▶ _Your objective_
Your answer must contain each line of the data, copied exactly.

▶ _Entries shown_
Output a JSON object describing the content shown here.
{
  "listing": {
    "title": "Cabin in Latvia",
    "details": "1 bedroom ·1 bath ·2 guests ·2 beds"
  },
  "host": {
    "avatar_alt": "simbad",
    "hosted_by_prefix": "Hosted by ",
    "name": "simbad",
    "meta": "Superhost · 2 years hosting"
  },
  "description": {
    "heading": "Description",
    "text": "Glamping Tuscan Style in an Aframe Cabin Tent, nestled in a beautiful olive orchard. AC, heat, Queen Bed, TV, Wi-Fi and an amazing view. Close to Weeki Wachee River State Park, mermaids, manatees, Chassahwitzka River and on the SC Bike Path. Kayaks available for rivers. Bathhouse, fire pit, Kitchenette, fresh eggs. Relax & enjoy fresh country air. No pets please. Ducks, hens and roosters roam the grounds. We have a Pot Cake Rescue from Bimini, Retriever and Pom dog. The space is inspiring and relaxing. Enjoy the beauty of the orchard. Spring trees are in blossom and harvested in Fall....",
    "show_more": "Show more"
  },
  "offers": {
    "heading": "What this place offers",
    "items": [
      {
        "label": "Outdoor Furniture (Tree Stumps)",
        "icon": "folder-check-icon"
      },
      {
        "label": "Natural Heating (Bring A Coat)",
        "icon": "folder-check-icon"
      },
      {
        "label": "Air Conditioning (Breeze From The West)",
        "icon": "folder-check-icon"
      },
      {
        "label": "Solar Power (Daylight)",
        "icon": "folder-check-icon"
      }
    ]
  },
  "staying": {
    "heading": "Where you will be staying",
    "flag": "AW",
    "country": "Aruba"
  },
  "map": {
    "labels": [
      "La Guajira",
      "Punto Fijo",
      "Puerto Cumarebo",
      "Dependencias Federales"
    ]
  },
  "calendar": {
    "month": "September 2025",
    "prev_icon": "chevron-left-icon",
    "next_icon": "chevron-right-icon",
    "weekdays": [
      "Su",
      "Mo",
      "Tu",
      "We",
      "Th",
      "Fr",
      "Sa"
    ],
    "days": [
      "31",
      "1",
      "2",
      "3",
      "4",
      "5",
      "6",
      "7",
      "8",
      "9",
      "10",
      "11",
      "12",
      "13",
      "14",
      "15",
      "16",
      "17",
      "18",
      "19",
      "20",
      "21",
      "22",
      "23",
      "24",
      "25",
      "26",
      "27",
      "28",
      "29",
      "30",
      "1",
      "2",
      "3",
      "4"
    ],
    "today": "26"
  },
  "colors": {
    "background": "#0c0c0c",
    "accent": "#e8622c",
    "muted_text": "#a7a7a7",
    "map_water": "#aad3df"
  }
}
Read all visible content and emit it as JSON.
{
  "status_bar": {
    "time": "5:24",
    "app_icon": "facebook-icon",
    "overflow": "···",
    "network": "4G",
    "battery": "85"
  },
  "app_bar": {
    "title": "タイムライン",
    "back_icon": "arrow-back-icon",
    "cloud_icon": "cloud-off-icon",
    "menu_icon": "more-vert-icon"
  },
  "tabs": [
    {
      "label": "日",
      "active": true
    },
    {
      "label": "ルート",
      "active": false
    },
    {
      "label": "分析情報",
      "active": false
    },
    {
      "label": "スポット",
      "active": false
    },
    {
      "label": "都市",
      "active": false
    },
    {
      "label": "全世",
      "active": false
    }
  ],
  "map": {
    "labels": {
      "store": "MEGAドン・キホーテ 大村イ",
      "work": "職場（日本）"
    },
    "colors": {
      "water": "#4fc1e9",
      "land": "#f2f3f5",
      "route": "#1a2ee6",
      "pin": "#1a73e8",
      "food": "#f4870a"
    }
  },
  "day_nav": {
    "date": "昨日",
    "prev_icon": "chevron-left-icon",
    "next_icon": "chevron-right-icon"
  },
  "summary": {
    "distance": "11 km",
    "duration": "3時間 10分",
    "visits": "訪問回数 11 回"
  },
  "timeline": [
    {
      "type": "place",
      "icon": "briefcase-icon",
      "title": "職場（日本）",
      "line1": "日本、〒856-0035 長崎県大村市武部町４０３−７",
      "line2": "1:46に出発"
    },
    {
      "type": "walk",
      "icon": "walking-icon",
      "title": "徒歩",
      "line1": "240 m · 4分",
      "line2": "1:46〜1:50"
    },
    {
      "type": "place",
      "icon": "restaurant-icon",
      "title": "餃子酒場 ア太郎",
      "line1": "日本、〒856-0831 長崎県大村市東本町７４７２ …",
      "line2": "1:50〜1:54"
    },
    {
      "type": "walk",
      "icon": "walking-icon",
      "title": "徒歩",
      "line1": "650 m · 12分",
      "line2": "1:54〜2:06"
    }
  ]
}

▶ _Answer for this exercise_
Output a JSON object describing the content shown here.
{
  "listing": {
    "title": "Cabin in Latvia",
    "details": "1 bedroom ·1 bath ·2 guests ·2 beds"
  },
  "host": {
    "avatar_alt": "simbad",
    "hosted_by_prefix": "Hosted by ",
    "name": "simbad",
    "meta": "Superhost · 2 years hosting"
  },
  "description": {
    "heading": "Description",
    "text": "Glamping Tuscan Style in an Aframe Cabin Tent, nestled in a beautiful olive orchard. AC, heat, Queen Bed, TV, Wi-Fi and an amazing view. Close to Weeki Wachee River State Park, mermaids, manatees, Chassahwitzka River and on the SC Bike Path. Kayaks available for rivers. Bathhouse, fire pit, Kitchenette, fresh eggs. Relax & enjoy fresh country air. No pets please. Ducks, hens and roosters roam the grounds. We have a Pot Cake Rescue from Bimini, Retriever and Pom dog. The space is inspiring and relaxing. Enjoy the beauty of the orchard. Spring trees are in blossom and harvested in Fall....",
    "show_more": "Show more"
  },
  "offers": {
    "heading": "What this place offers",
    "items": [
      {
        "label": "Outdoor Furniture (Tree Stumps)",
        "icon": "folder-check-icon"
      },
      {
        "label": "Natural Heating (Bring A Coat)",
        "icon": "folder-check-icon"
      },
      {
        "label": "Air Conditioning (Breeze From The West)",
        "icon": "folder-check-icon"
      },
      {
        "label": "Solar Power (Daylight)",
        "icon": "folder-check-icon"
      }
    ]
  },
  "staying": {
    "heading": "Where you will be staying",
    "flag": "AW",
    "country": "Aruba"
  },
  "map": {
    "labels": [
      "La Guajira",
      "Punto Fijo",
      "Puerto Cumarebo",
      "Dependencias Federales"
    ]
  },
  "calendar": {
    "month": "September 2025",
    "prev_icon": "chevron-left-icon",
    "next_icon": "chevron-right-icon",
    "weekdays": [
      "Su",
      "Mo",
      "Tu",
      "We",
      "Th",
      "Fr",
      "Sa"
    ],
    "days": [
      "31",
      "1",
      "2",
      "3",
      "4",
      "5",
      "6",
      "7",
      "8",
      "9",
      "10",
      "11",
      "12",
      "13",
      "14",
      "15",
      "16",
      "17",
      "18",
      "19",
      "20",
      "21",
      "22",
      "23",
      "24",
      "25",
      "26",
      "27",
      "28",
      "29",
      "30",
      "1",
      "2",
      "3",
      "4"
    ],
    "today": "26"
  },
  "colors": {
    "background": "#0c0c0c",
    "accent": "#e8622c",
    "muted_text": "#a7a7a7",
    "map_water": "#aad3df"
  }
}
Read all visible content and emit it as JSON.
{
  "status_bar": {
    "time": "5:24",
    "app_icon": "facebook-icon",
    "overflow": "···",
    "network": "4G",
    "battery": "85"
  },
  "app_bar": {
    "title": "タイムライン",
    "back_icon": "arrow-back-icon",
    "cloud_icon": "cloud-off-icon",
    "menu_icon": "more-vert-icon"
  },
  "tabs": [
    {
      "label": "日",
      "active": true
    },
    {
      "label": "ルート",
      "active": false
    },
    {
      "label": "分析情報",
      "active": false
    },
    {
      "label": "スポット",
      "active": false
    },
    {
      "label": "都市",
      "active": false
    },
    {
      "label": "全世",
      "active": false
    }
  ],
  "map": {
    "labels": {
      "store": "MEGAドン・キホーテ 大村イ",
      "work": "職場（日本）"
    },
    "colors": {
      "water": "#4fc1e9",
      "land": "#f2f3f5",
      "route": "#1a2ee6",
      "pin": "#1a73e8",
      "food": "#f4870a"
    }
  },
  "day_nav": {
    "date": "昨日",
    "prev_icon": "chevron-left-icon",
    "next_icon": "chevron-right-icon"
  },
  "summary": {
    "distance": "11 km",
    "duration": "3時間 10分",
    "visits": "訪問回数 11 回"
  },
  "timeline": [
    {
      "type": "place",
      "icon": "briefcase-icon",
      "title": "職場（日本）",
      "line1": "日本、〒856-0035 長崎県大村市武部町４０３−７",
      "line2": "1:46に出発"
    },
    {
      "type": "walk",
      "icon": "walking-icon",
      "title": "徒歩",
      "line1": "240 m · 4分",
      "line2": "1:46〜1:50"
    },
    {
      "type": "place",
      "icon": "restaurant-icon",
      "title": "餃子酒場 ア太郎",
      "line1": "日本、〒856-0831 長崎県大村市東本町７４７２ …",
      "line2": "1:50〜1:54"
    },
    {
      "type": "walk",
      "icon": "walking-icon",
      "title": "徒歩",
      "line1": "650 m · 12分",
      "line2": "1:54〜2:06"
    }
  ]
}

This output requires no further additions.